Contrary to popular belief, the mental capacities of early humans and Neanderthals might have been “indistinguishable.”
Sarah Cascone, February 23, 2018
Paintings in Spain’s La Pasiega cave, thought to have been made 64,000 years ago by Neanderthals. Photo courtesy of C.D Standish, A.W.G. Pike, and D.L. Hoffmann/Max Planck Institute for Evolutionary Anthropology.
Rather than using carbon dating, the new studies, which were published this week in the journals Science and Science Advances, used radioisotopes of uranium and thorium. Rock and calcium carbonate formations atop the ochre markings indicate that the artwork is an astonishing 65,000 years old—made a good 15,000 years before the Indonesian hand stencils once thought to be the world’s oldest works of art.
“The only species that were around at that time were Neanderthals,” Alistair Pike, an archaeologist from the University of Southampton in England, and member of the research team, told NPR. “So, therefore, the paintings must’ve been made by them.”
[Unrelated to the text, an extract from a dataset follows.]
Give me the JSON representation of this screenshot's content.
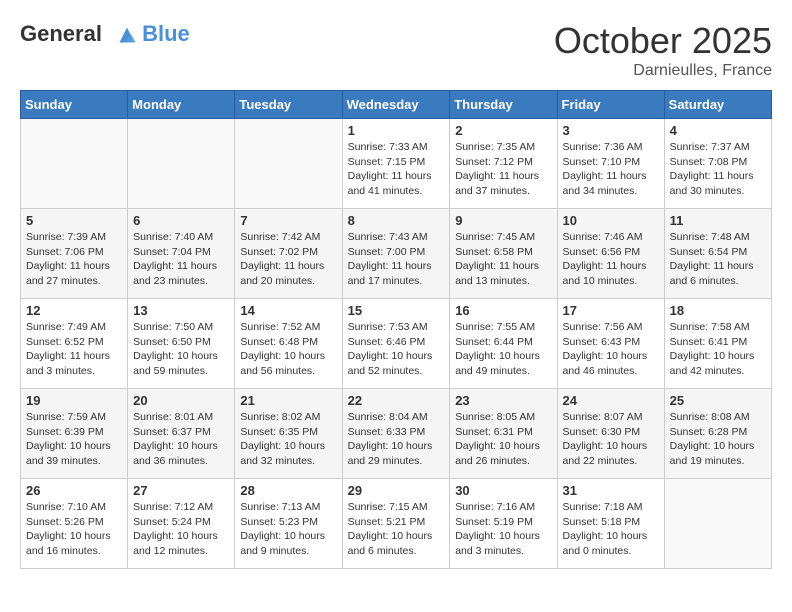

The first humans didn’t make their way to Spain until some 20,000 years later, so they couldn’t possibly be responsible. The hand stencil, in particular, had to have been made intentionally, the artist making the pigment and spraying it over his hand. The caves also contain a cache of painted seashells that are an even more dumbfounding 115,000 years old. Some featured drilled holes, suggesting they were worn as jewelry.